▶ **Exercise materials**
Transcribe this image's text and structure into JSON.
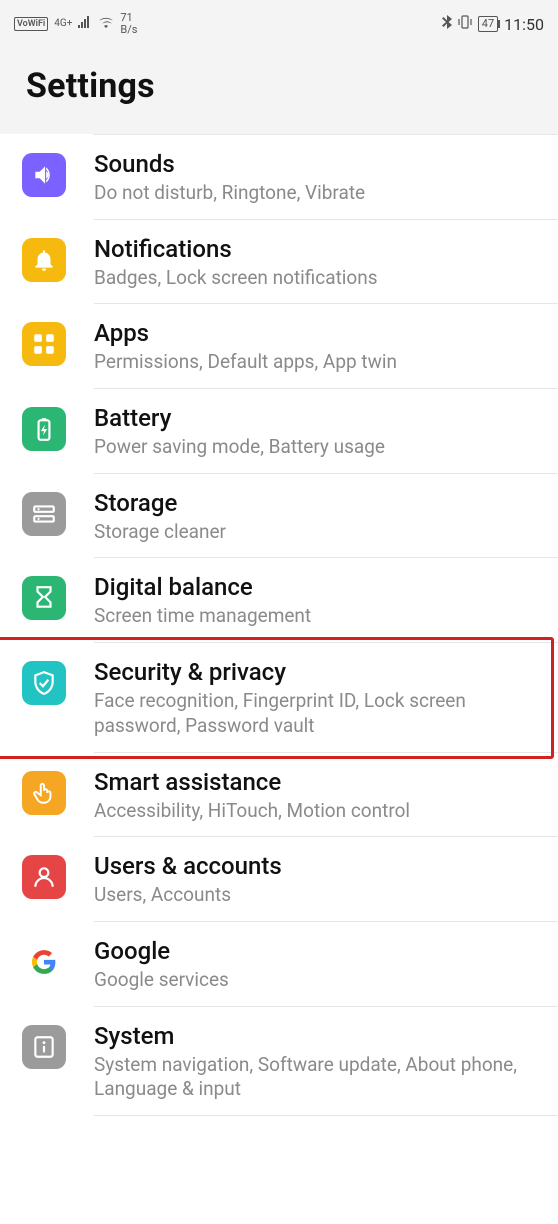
{
  "status": {
    "vowifi": "VoWiFi",
    "net_type": "4G+",
    "speed_value": "71",
    "speed_unit": "B/s",
    "battery": "47",
    "time": "11:50"
  },
  "header": {
    "title": "Settings"
  },
  "items": [
    {
      "title": "Sounds",
      "sub": "Do not disturb, Ringtone, Vibrate",
      "icon": "sound-icon",
      "color": "#7b61ff"
    },
    {
      "title": "Notifications",
      "sub": "Badges, Lock screen notifications",
      "icon": "bell-icon",
      "color": "#f6b90e"
    },
    {
      "title": "Apps",
      "sub": "Permissions, Default apps, App twin",
      "icon": "apps-icon",
      "color": "#f6b90e"
    },
    {
      "title": "Battery",
      "sub": "Power saving mode, Battery usage",
      "icon": "battery-icon",
      "color": "#2bb673"
    },
    {
      "title": "Storage",
      "sub": "Storage cleaner",
      "icon": "storage-icon",
      "color": "#9b9b9b"
    },
    {
      "title": "Digital balance",
      "sub": "Screen time management",
      "icon": "hourglass-icon",
      "color": "#2bb673"
    },
    {
      "title": "Security & privacy",
      "sub": "Face recognition, Fingerprint ID, Lock screen password, Password vault",
      "icon": "shield-icon",
      "color": "#22c3c3"
    },
    {
      "title": "Smart assistance",
      "sub": "Accessibility, HiTouch, Motion control",
      "icon": "hand-icon",
      "color": "#f5a623"
    },
    {
      "title": "Users & accounts",
      "sub": "Users, Accounts",
      "icon": "user-icon",
      "color": "#e64545"
    },
    {
      "title": "Google",
      "sub": "Google services",
      "icon": "google-icon",
      "color": "#ffffff"
    },
    {
      "title": "System",
      "sub": "System navigation, Software update, About phone, Language & input",
      "icon": "info-icon",
      "color": "#9b9b9b"
    }
  ],
  "highlighted_index": 6
}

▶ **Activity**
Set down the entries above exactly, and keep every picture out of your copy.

▶ **Completed exercise**
Transcribe this image's text and structure into JSON.
{
  "status": {
    "vowifi": "VoWiFi",
    "net_type": "4G+",
    "speed_value": "71",
    "speed_unit": "B/s",
    "battery": "47",
    "time": "11:50"
  },
  "header": {
    "title": "Settings"
  },
  "items": [
    {
      "title": "Sounds",
      "sub": "Do not disturb, Ringtone, Vibrate",
      "icon": "sound-icon",
      "color": "#7b61ff"
    },
    {
      "title": "Notifications",
      "sub": "Badges, Lock screen notifications",
      "icon": "bell-icon",
      "color": "#f6b90e"
    },
    {
      "title": "Apps",
      "sub": "Permissions, Default apps, App twin",
      "icon": "apps-icon",
      "color": "#f6b90e"
    },
    {
      "title": "Battery",
      "sub": "Power saving mode, Battery usage",
      "icon": "battery-icon",
      "color": "#2bb673"
    },
    {
      "title": "Storage",
      "sub": "Storage cleaner",
      "icon": "storage-icon",
      "color": "#9b9b9b"
    },
    {
      "title": "Digital balance",
      "sub": "Screen time management",
      "icon": "hourglass-icon",
      "color": "#2bb673"
    },
    {
      "title": "Security & privacy",
      "sub": "Face recognition, Fingerprint ID, Lock screen password, Password vault",
      "icon": "shield-icon",
      "color": "#22c3c3"
    },
    {
      "title": "Smart assistance",
      "sub": "Accessibility, HiTouch, Motion control",
      "icon": "hand-icon",
      "color": "#f5a623"
    },
    {
      "title": "Users & accounts",
      "sub": "Users, Accounts",
      "icon": "user-icon",
      "color": "#e64545"
    },
    {
      "title": "Google",
      "sub": "Google services",
      "icon": "google-icon",
      "color": "#ffffff"
    },
    {
      "title": "System",
      "sub": "System navigation, Software update, About phone, Language & input",
      "icon": "info-icon",
      "color": "#9b9b9b"
    }
  ],
  "highlighted_index": 6
}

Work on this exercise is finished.